* [Your goal] Set down all the entries again, word for word.
BEGIN Data extract
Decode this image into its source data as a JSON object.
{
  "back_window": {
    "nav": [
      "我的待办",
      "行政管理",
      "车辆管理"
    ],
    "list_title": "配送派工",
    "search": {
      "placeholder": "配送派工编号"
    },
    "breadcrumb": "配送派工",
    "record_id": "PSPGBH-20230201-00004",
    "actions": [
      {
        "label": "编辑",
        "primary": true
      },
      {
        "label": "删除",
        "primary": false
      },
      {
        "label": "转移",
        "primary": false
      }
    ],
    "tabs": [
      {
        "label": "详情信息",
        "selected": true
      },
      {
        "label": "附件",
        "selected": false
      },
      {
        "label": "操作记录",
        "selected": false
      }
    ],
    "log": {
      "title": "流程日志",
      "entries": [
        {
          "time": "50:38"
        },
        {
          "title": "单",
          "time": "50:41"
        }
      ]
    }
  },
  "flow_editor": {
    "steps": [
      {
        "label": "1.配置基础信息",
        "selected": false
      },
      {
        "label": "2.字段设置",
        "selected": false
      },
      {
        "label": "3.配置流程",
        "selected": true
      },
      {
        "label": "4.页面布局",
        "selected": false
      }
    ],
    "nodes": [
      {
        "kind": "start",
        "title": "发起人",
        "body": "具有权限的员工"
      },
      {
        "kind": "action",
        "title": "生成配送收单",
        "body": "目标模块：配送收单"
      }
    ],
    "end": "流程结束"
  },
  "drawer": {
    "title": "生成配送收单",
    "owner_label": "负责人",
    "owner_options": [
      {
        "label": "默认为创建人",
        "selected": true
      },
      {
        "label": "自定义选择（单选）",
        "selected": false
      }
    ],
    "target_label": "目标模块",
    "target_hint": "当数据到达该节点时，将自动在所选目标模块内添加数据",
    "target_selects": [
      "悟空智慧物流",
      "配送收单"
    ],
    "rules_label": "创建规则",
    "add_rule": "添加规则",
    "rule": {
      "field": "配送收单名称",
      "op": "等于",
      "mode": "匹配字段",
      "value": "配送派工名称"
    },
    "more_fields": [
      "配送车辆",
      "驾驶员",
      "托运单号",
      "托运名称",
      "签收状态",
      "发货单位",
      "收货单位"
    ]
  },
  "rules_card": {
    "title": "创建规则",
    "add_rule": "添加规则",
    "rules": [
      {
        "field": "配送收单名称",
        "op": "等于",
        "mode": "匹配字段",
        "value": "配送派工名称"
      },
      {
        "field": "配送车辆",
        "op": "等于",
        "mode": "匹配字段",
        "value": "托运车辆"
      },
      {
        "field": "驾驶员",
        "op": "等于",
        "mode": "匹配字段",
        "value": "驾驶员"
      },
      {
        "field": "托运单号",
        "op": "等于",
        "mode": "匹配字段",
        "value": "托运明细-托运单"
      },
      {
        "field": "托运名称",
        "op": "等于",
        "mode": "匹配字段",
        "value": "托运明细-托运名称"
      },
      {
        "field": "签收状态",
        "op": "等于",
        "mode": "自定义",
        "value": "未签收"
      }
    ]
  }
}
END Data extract
* [Answer for the task]
Decode this image into its source data as a JSON object.
{
  "back_window": {
    "nav": [
      "我的待办",
      "行政管理",
      "车辆管理"
    ],
    "list_title": "配送派工",
    "search": {
      "placeholder": "配送派工编号"
    },
    "breadcrumb": "配送派工",
    "record_id": "PSPGBH-20230201-00004",
    "actions": [
      {
        "label": "编辑",
        "primary": true
      },
      {
        "label": "删除",
        "primary": false
      },
      {
        "label": "转移",
        "primary": false
      }
    ],
    "tabs": [
      {
        "label": "详情信息",
        "selected": true
      },
      {
        "label": "附件",
        "selected": false
      },
      {
        "label": "操作记录",
        "selected": false
      }
    ],
    "log": {
      "title": "流程日志",
      "entries": [
        {
          "time": "50:38"
        },
        {
          "title": "单",
          "time": "50:41"
        }
      ]
    }
  },
  "flow_editor": {
    "steps": [
      {
        "label": "1.配置基础信息",
        "selected": false
      },
      {
        "label": "2.字段设置",
        "selected": false
      },
      {
        "label": "3.配置流程",
        "selected": true
      },
      {
        "label": "4.页面布局",
        "selected": false
      }
    ],
    "nodes": [
      {
        "kind": "start",
        "title": "发起人",
        "body": "具有权限的员工"
      },
      {
        "kind": "action",
        "title": "生成配送收单",
        "body": "目标模块：配送收单"
      }
    ],
    "end": "流程结束"
  },
  "drawer": {
    "title": "生成配送收单",
    "owner_label": "负责人",
    "owner_options": [
      {
        "label": "默认为创建人",
        "selected": true
      },
      {
        "label": "自定义选择（单选）",
        "selected": false
      }
    ],
    "target_label": "目标模块",
    "target_hint": "当数据到达该节点时，将自动在所选目标模块内添加数据",
    "target_selects": [
      "悟空智慧物流",
      "配送收单"
    ],
    "rules_label": "创建规则",
    "add_rule": "添加规则",
    "rule": {
      "field": "配送收单名称",
      "op": "等于",
      "mode": "匹配字段",
      "value": "配送派工名称"
    },
    "more_fields": [
      "配送车辆",
      "驾驶员",
      "托运单号",
      "托运名称",
      "签收状态",
      "发货单位",
      "收货单位"
    ]
  },
  "rules_card": {
    "title": "创建规则",
    "add_rule": "添加规则",
    "rules": [
      {
        "field": "配送收单名称",
        "op": "等于",
        "mode": "匹配字段",
        "value": "配送派工名称"
      },
      {
        "field": "配送车辆",
        "op": "等于",
        "mode": "匹配字段",
        "value": "托运车辆"
      },
      {
        "field": "驾驶员",
        "op": "等于",
        "mode": "匹配字段",
        "value": "驾驶员"
      },
      {
        "field": "托运单号",
        "op": "等于",
        "mode": "匹配字段",
        "value": "托运明细-托运单"
      },
      {
        "field": "托运名称",
        "op": "等于",
        "mode": "匹配字段",
        "value": "托运明细-托运名称"
      },
      {
        "field": "签收状态",
        "op": "等于",
        "mode": "自定义",
        "value": "未签收"
      }
    ]
  }
}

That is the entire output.